The hyperconnected leak information, always sharing something. At a minimum we share our presence on the network, this being the first sin that leads to a multitude of transgressions, revelation by derivation: Presence becomes location. Location becomes movement. Movement becomes activity. Activity becomes intent. Everything, from barely anything at all.

Revelation is the common, persistent and continuous condition of the four-and-a-half-billion-and-counting hyperconnected. It is not that there is no privacy anymore; rather, the performance of any act becomes its broadcast, traced out in presence, and, once shared, drawn into a world of meanings attached to our actions. We neither surrendered our privacy nor had it taken away: privacy and connectivity are fundamentally oppositional. Satisfying both simultaneously has proven impossible.

Since we did not give up our privacy, we are not aware that it has vanished, except in those still somewhat rare but increasingly common moments when we become wholly visible to one another. We can generate a peculiar quality of light, where everyone is revealed, all the connections we assumed in innocence casting menacing shadows.

A telephone carrier knows where each of its subscribers are (or at least their mobiles) at every moment. Mobiles, aware of their location, share this information with various services, together with any other relevant information. This sharing expands our awareness. We can know when our friends approach, or a taxicab, or a potential employer. Sifting through this sharing, taking from it the bits most relevant to the present need, reveals the hidden. A recent example: Girls around Me.

Creepy on first sight (an obvious playground for stalkers) the deeper one looks, the more interesting it becomes. Why women? Why not footy fans, car hoons or budgerigar fanciers? Why not Jews? Or skinheads? Or anyone who in any way differs from me enough to present a threat? The shout that once alerted us to a predator on the African savannah has become an message on the screen of our smartphone.
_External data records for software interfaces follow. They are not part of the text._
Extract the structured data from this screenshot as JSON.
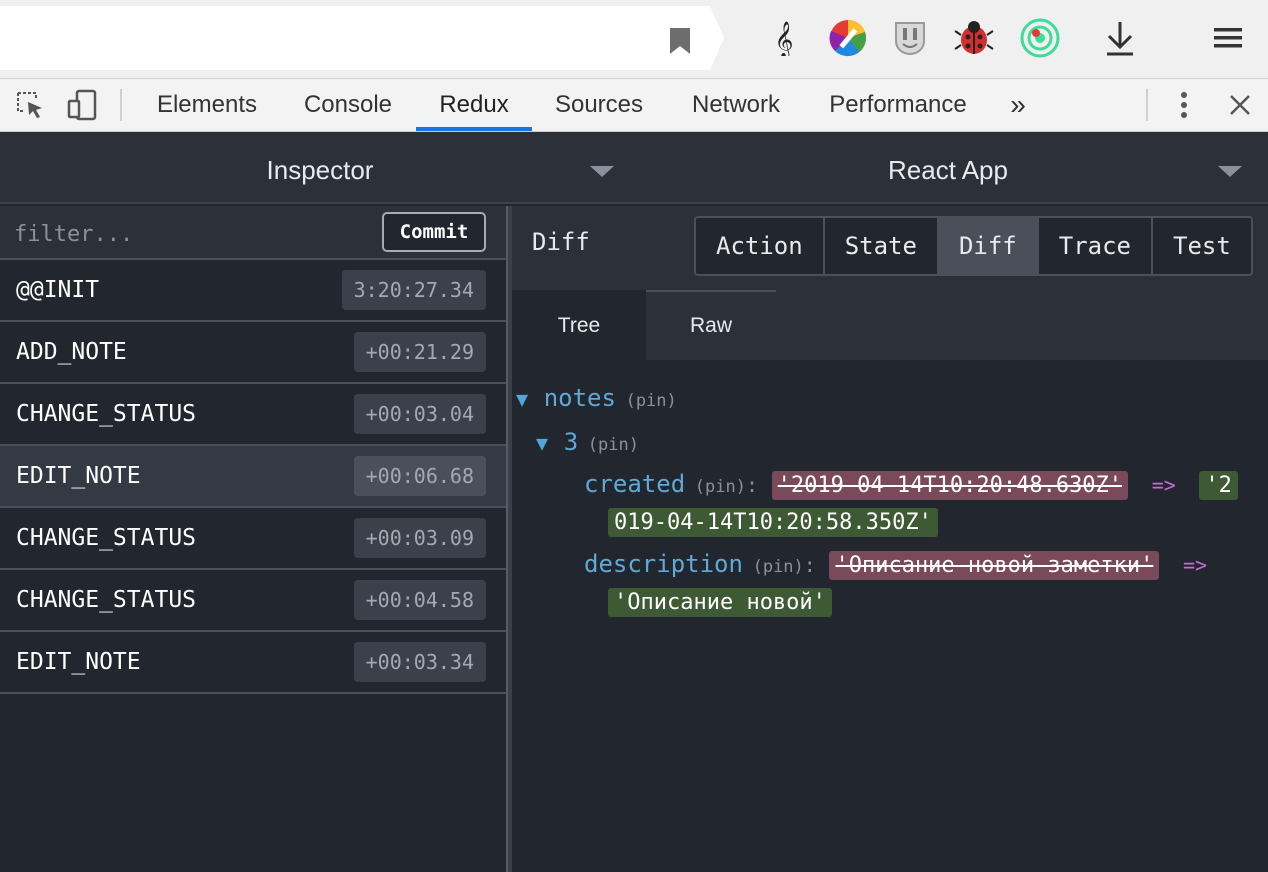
{
  "browser": {
    "extensions": [
      "music-icon",
      "color-picker-icon",
      "mask-icon",
      "bug-icon",
      "target-icon",
      "download-icon"
    ]
  },
  "devtools": {
    "tabs": [
      "Elements",
      "Console",
      "Redux",
      "Sources",
      "Network",
      "Performance"
    ],
    "more": "»",
    "active_tab": "Redux",
    "accent": "#1a73e8"
  },
  "monitor": {
    "left_select": "Inspector",
    "right_select": "React App"
  },
  "actions": {
    "filter_placeholder": "filter...",
    "commit_label": "Commit",
    "items": [
      {
        "name": "@@INIT",
        "time": "3:20:27.34"
      },
      {
        "name": "ADD_NOTE",
        "time": "+00:21.29"
      },
      {
        "name": "CHANGE_STATUS",
        "time": "+00:03.04"
      },
      {
        "name": "EDIT_NOTE",
        "time": "+00:06.68"
      },
      {
        "name": "CHANGE_STATUS",
        "time": "+00:03.09"
      },
      {
        "name": "CHANGE_STATUS",
        "time": "+00:04.58"
      },
      {
        "name": "EDIT_NOTE",
        "time": "+00:03.34"
      }
    ],
    "selected_index": 3
  },
  "inspector": {
    "title": "Diff",
    "tabs": [
      "Action",
      "State",
      "Diff",
      "Trace",
      "Test"
    ],
    "active_tab": "Diff",
    "subtabs": [
      "Tree",
      "Raw"
    ],
    "active_subtab": "Tree"
  },
  "diff": {
    "root_key": "notes",
    "child_key": "3",
    "pin": "(pin)",
    "arrow": "=>",
    "created_key": "created",
    "created_old": "'2019-04-14T10:20:48.630Z'",
    "created_new_line1": "'2",
    "created_new_line2": "019-04-14T10:20:58.350Z'",
    "description_key": "description",
    "description_old": "'Описание новой заметки'",
    "description_new": "'Описание новой'",
    "colors": {
      "added": "#3d5a34",
      "removed": "#7a4a5a",
      "key": "#5fa9d6",
      "arrow": "#c86bd0"
    }
  }
}
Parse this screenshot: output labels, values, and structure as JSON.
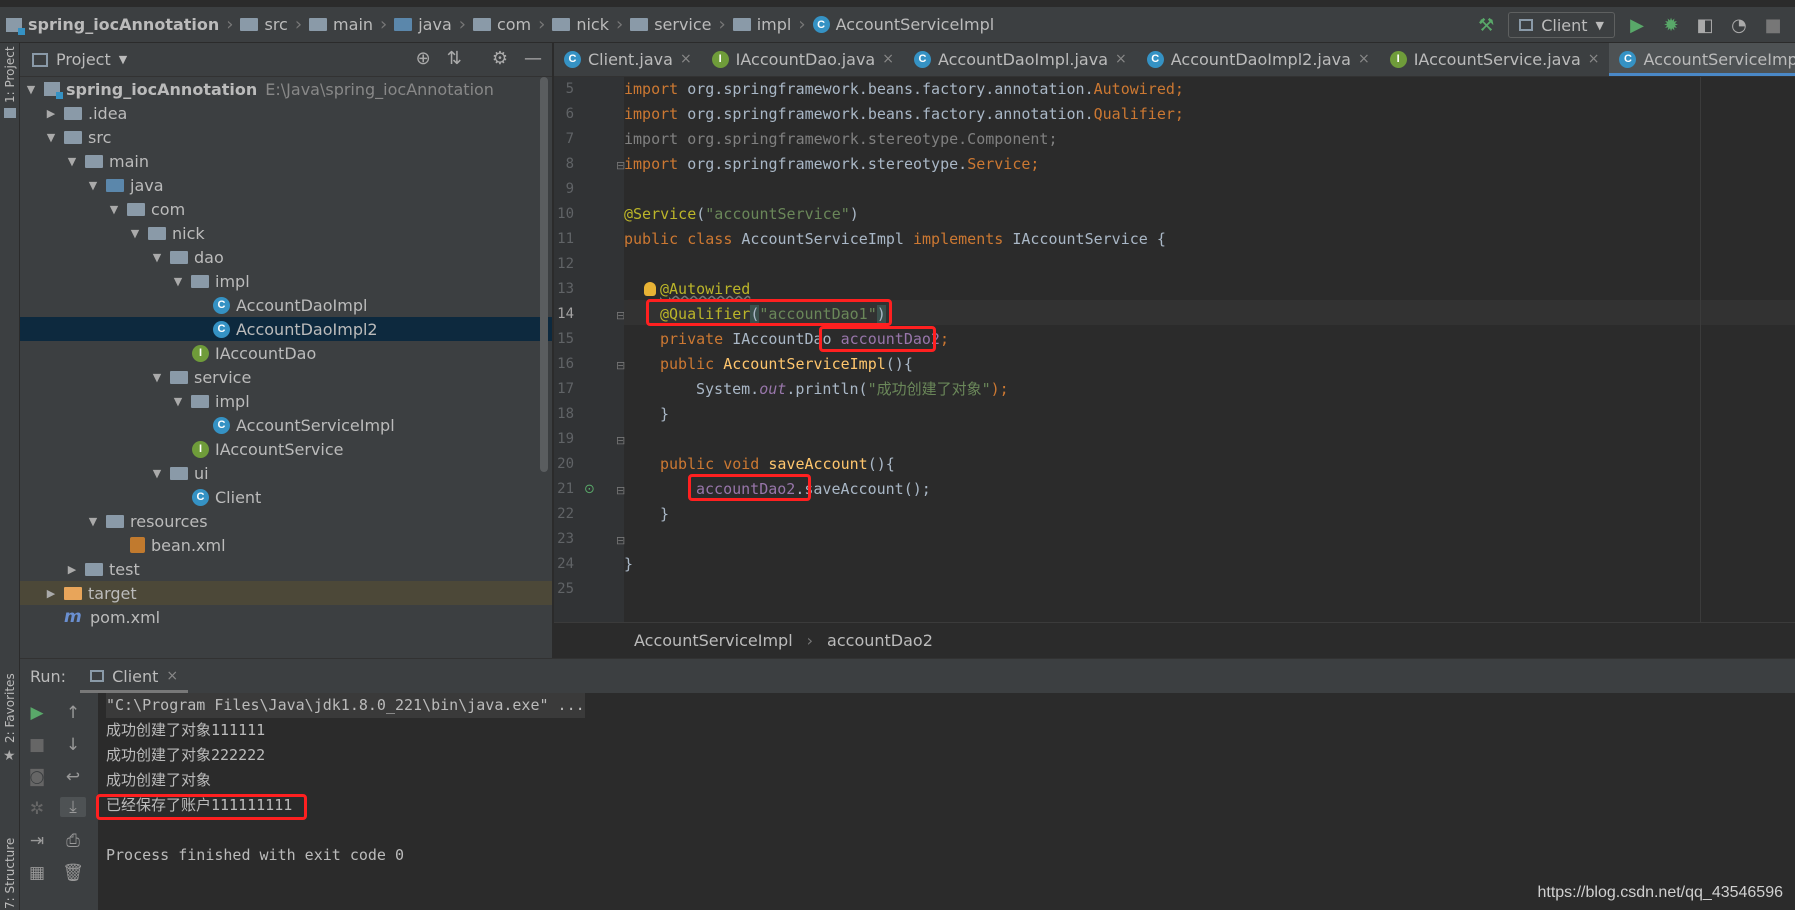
{
  "breadcrumb": [
    "spring_iocAnnotation",
    "src",
    "main",
    "java",
    "com",
    "nick",
    "service",
    "impl",
    "AccountServiceImpl"
  ],
  "toolbar": {
    "run_config": "Client"
  },
  "sidebar": {
    "project_tab": "1: Project",
    "favorites_tab": "2: Favorites",
    "structure_tab": "7: Structure"
  },
  "project": {
    "title": "Project",
    "tree": [
      {
        "label": "spring_iocAnnotation",
        "path": "E:\\Java\\spring_iocAnnotation"
      },
      {
        "label": ".idea"
      },
      {
        "label": "src"
      },
      {
        "label": "main"
      },
      {
        "label": "java"
      },
      {
        "label": "com"
      },
      {
        "label": "nick"
      },
      {
        "label": "dao"
      },
      {
        "label": "impl"
      },
      {
        "label": "AccountDaoImpl"
      },
      {
        "label": "AccountDaoImpl2"
      },
      {
        "label": "IAccountDao"
      },
      {
        "label": "service"
      },
      {
        "label": "impl"
      },
      {
        "label": "AccountServiceImpl"
      },
      {
        "label": "IAccountService"
      },
      {
        "label": "ui"
      },
      {
        "label": "Client"
      },
      {
        "label": "resources"
      },
      {
        "label": "bean.xml"
      },
      {
        "label": "test"
      },
      {
        "label": "target"
      },
      {
        "label": "pom.xml"
      }
    ]
  },
  "tabs": [
    "Client.java",
    "IAccountDao.java",
    "AccountDaoImpl.java",
    "AccountDaoImpl2.java",
    "IAccountService.java",
    "AccountServiceImpl.java"
  ],
  "editor": {
    "line_numbers": [
      "5",
      "6",
      "7",
      "8",
      "9",
      "10",
      "11",
      "12",
      "13",
      "14",
      "15",
      "16",
      "17",
      "18",
      "19",
      "20",
      "21",
      "22",
      "23",
      "24",
      "25"
    ],
    "code": {
      "l5_kw": "import ",
      "l5_pkg": "org.springframework.beans.factory.annotation.",
      "l5_cls": "Autowired",
      "l5_end": ";",
      "l6_kw": "import ",
      "l6_pkg": "org.springframework.beans.factory.annotation.",
      "l6_cls": "Qualifier",
      "l6_end": ";",
      "l7": "import org.springframework.stereotype.Component;",
      "l8_kw": "import ",
      "l8_pkg": "org.springframework.stereotype.",
      "l8_cls": "Service",
      "l8_end": ";",
      "l10_ann": "@Service",
      "l10_p1": "(",
      "l10_str": "\"accountService\"",
      "l10_p2": ")",
      "l11_kw1": "public class ",
      "l11_name": "AccountServiceImpl ",
      "l11_kw2": "implements ",
      "l11_rest": "IAccountService {",
      "l13": "@Autowired",
      "l14_ann": "@Qualifier",
      "l14_p1": "(",
      "l14_str": "\"accountDao1\"",
      "l14_p2": ")",
      "l15_kw": "private ",
      "l15_type": "IAccountDao ",
      "l15_field": "accountDao2",
      "l15_end": ";",
      "l16_kw": "public ",
      "l16_m": "AccountServiceImpl",
      "l16_rest": "(){",
      "l17_a": "System.",
      "l17_out": "out",
      "l17_b": ".println(",
      "l17_str": "\"成功创建了对象\"",
      "l17_c": ");",
      "l18": "}",
      "l20_kw": "public void ",
      "l20_m": "saveAccount",
      "l20_rest": "(){",
      "l21_field": "accountDao2",
      "l21_rest": ".saveAccount();",
      "l22": "}",
      "l24": "}"
    },
    "crumb": [
      "AccountServiceImpl",
      "accountDao2"
    ]
  },
  "run": {
    "label": "Run:",
    "tab": "Client",
    "output": [
      "\"C:\\Program Files\\Java\\jdk1.8.0_221\\bin\\java.exe\" ...",
      "成功创建了对象111111",
      "成功创建了对象222222",
      "成功创建了对象",
      "已经保存了账户111111111",
      "Process finished with exit code 0"
    ]
  },
  "watermark": "https://blog.csdn.net/qq_43546596"
}
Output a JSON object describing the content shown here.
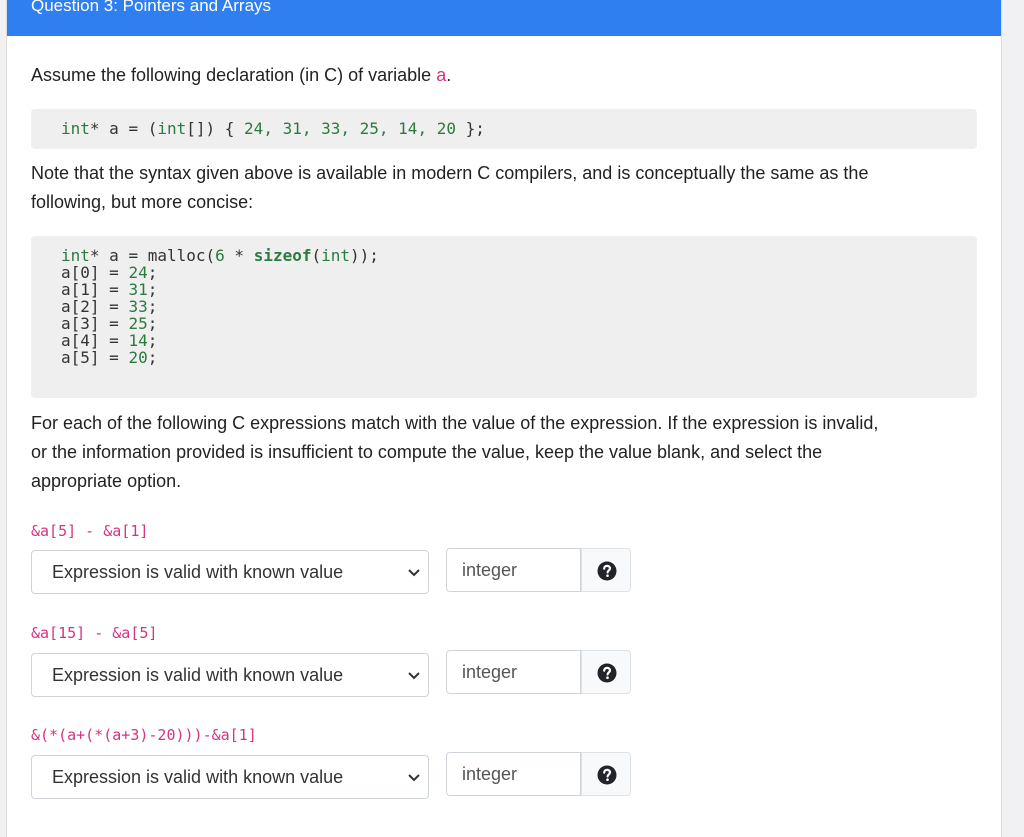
{
  "header": {
    "title": "Question 3: Pointers and Arrays"
  },
  "intro": {
    "text_before": "Assume the following declaration (in C) of variable ",
    "variable": "a",
    "text_after": "."
  },
  "code1": {
    "type": "int",
    "decl": "* a = (",
    "type2": "int",
    "decl2": "[]) { ",
    "values": "24, 31, 33, 25, 14, 20",
    "end": " };"
  },
  "note": {
    "line1": "Note that the syntax given above is available in modern C compilers, and is conceptually the same as the",
    "line2": "following, but more concise:"
  },
  "code2": {
    "line1_a": "int",
    "line1_b": "* a = malloc(",
    "line1_c": "6",
    "line1_d": " * ",
    "line1_e": "sizeof",
    "line1_f": "(",
    "line1_g": "int",
    "line1_h": "));",
    "assignments": [
      {
        "lhs": "a[0] = ",
        "val": "24",
        "end": ";"
      },
      {
        "lhs": "a[1] = ",
        "val": "31",
        "end": ";"
      },
      {
        "lhs": "a[2] = ",
        "val": "33",
        "end": ";"
      },
      {
        "lhs": "a[3] = ",
        "val": "25",
        "end": ";"
      },
      {
        "lhs": "a[4] = ",
        "val": "14",
        "end": ";"
      },
      {
        "lhs": "a[5] = ",
        "val": "20",
        "end": ";"
      }
    ]
  },
  "instructions": {
    "line1": "For each of the following C expressions match with the value of the expression. If the expression is invalid,",
    "line2": "or the information provided is insufficient to compute the value, keep the value blank, and select the",
    "line3": "appropriate option."
  },
  "questions": [
    {
      "expression": "&a[5] - &a[1]",
      "selected": "Expression is valid with known value",
      "placeholder": "integer"
    },
    {
      "expression": "&a[15] - &a[5]",
      "selected": "Expression is valid with known value",
      "placeholder": "integer"
    },
    {
      "expression": "&(*(a+(*(a+3)-20)))-&a[1]",
      "selected": "Expression is valid with known value",
      "placeholder": "integer"
    }
  ],
  "icons": {
    "help": "question-circle-icon",
    "chevron": "chevron-down-icon"
  }
}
No one need explicitly share themselves in order to be thus captured, qualified, filtered and portrayed. All becomes apparent from connections, associations, movements and activities. Like attracts like, and this reveals more than we would ever willingly provide. Connection is the only light required to reveal absolutely everything.

We find ourselves utterly exposed, sharing everything without hesitation and without volition. We are completely known but do not yet know this. We believe we encompass mystery, that something can be withheld. The space for secrets has grown miniscule, as every act, connected, shared and broadcast globally, tells others more about us than we dare admit to ourselves.

Believing ourselves shy, we nonetheless desire to know the minds of others, longing to learn who to connect with around the topics of importance to us, and who we must avoid in order to preserve ourselves. Threat and opportunity: human drives have changed little in ten thousand years, but now everyone hears our moments of crisis and triumph. These moments act as beacons, allowing us to find one another.